I can still hear his answer, “Doctor, Jesus of Nazareth was the greatest prophet who ever lived.” I said, “But Rabbi, the one you say was the greatest prophet told many people He was the Messiah, the fulfillment of all the prophesies of the Old Testament.” Rabbi Norman’s response was just as quick, “Jesus never claimed to be the Messiah.” I told him Jesus was recorded by all the gospel writers He did indeed claim to be the Promised One. I quoted several specific passages from the gospel of John, particularly John 8:58 in which Jesus told the Pharisees He was the great I Am.
I said, “If Jesus knew He wasn’t Messiah and claimed to be, He was the world’s greatest liar. If he claimed to be God and wasn’t and didn’t know He wasn’t, He would be the world’s greatest lunatic. The only conclusion one can draw about the man Jesus is He is either a liar, a lunatic or He is indeed Lord!”
I thought I had the Rabbi trapped into believing and confessing Jesus was the Messiah and he would confess Him now as his own Savior. The Rabbi smiled and said, “Doctor, if we lived in the same town, we would be best friends.
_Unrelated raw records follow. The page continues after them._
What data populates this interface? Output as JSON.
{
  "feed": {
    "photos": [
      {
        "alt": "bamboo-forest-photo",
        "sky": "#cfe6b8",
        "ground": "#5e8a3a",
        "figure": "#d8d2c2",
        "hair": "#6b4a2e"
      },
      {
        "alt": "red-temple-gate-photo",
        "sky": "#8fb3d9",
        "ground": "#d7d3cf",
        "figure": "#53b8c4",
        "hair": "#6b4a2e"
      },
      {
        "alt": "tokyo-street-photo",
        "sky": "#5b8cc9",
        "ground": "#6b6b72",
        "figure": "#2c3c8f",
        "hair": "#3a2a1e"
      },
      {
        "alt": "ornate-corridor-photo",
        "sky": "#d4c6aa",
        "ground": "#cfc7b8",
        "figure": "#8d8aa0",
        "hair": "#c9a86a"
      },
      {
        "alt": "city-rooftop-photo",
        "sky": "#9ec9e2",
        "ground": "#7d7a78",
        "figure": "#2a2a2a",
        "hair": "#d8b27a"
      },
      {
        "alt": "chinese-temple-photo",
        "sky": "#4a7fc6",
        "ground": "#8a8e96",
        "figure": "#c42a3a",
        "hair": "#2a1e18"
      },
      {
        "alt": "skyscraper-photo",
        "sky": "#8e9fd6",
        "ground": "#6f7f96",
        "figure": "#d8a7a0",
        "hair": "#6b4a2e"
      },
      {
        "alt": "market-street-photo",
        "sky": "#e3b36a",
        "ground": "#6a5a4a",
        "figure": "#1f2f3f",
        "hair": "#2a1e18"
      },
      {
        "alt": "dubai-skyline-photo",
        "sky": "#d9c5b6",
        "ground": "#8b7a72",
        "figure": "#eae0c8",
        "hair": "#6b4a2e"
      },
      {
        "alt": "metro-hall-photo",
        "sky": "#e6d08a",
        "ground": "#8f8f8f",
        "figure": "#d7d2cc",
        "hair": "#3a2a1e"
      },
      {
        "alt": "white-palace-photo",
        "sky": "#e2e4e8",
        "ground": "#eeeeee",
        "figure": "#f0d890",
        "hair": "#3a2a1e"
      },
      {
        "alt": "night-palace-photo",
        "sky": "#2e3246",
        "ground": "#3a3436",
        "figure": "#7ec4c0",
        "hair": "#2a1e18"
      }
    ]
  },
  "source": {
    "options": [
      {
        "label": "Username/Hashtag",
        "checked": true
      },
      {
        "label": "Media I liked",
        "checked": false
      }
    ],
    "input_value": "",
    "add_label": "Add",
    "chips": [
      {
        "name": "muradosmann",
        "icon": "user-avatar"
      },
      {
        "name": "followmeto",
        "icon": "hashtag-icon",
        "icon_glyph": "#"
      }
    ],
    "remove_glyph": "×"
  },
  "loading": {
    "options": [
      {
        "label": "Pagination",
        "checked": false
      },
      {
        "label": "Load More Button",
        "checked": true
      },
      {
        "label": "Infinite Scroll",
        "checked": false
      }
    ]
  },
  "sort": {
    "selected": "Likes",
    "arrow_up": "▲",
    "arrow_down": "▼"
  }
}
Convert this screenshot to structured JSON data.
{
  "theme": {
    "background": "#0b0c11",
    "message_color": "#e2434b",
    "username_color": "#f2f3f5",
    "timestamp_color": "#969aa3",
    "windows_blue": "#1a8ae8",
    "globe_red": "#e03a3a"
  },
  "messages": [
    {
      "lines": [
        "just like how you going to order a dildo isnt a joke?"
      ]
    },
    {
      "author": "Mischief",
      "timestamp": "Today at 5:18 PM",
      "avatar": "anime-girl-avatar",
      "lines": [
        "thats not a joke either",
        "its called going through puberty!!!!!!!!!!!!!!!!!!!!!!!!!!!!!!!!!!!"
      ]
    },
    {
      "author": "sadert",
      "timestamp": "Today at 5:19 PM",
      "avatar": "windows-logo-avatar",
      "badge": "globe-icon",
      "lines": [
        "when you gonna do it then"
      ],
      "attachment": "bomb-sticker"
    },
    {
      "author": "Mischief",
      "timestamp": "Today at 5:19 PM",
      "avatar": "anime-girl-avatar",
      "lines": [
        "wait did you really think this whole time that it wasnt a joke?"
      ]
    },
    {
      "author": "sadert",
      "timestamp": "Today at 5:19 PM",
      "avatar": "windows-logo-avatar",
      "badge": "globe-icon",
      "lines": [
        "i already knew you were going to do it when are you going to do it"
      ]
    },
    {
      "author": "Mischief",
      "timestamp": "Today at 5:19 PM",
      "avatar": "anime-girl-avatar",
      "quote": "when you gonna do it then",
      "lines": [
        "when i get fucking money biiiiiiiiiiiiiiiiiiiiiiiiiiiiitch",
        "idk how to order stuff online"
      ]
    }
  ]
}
I know what you have tried to do , and I am not offended. The error in your logic is this; Jesus’ disciples wanted him to be Messiah so badly, they claimed he was Messiah, but Jesus himself never claimed it.” I stated I believed every word in the New Testament as well as the Old Testament, and I was staking my future on that belief. His final comment regarding the matter was, “We shall see.”
Within a week or two after we returned home I received a copy of the Rabbi’s book, Patrick J. McGillicuddy and The Rabbi which is a tongue in cheek account of the life of a Rabbi. I sent him a copy of Josh McDowell’s book, Evidence That Demands A Verdict. I never heard again from the Rabbi, so I don’t know if he embraced Jesus of Nazareth as the Messiah whom he was seeking.
PS: The Razorback defeated the Oklahoma Sooners 31-6 in what the Sooners considered an upset!
Reading this, I felt I was in that Delta jet in the third seat. What I hear is mutual respect. My pastor, who passed away just before David and Rachel came to West Monroe, became friends with the local rabbi. They became close enough to ask each other the questions we usually wouldn’t feel comfortable asking for fear of offending. I think both gained a lot in the relationship and as a result, we congregants shared in the relationship as well. I learned from through my relationship with Dad when he was in his heavy New Age phase that disagreement does not mean disapproval. Plus, we don’t have to agree on everything to actually like that other person!
Thanks Todd. I would have been very good friends with the Rabbi had we lived in the same town and regret that I did not continue our relationship by mail. I feel certain he never bowed his knee to Jesus Christ and that makes me very sad. I know you would have liked him also very much. He was a great story teller. He said that in growing up in Quincy, IL his father took him and his siblings to all the major churches there to help them learn to love people of different faith. He learned his lesson well! Thanks again for all your comments and encouragement.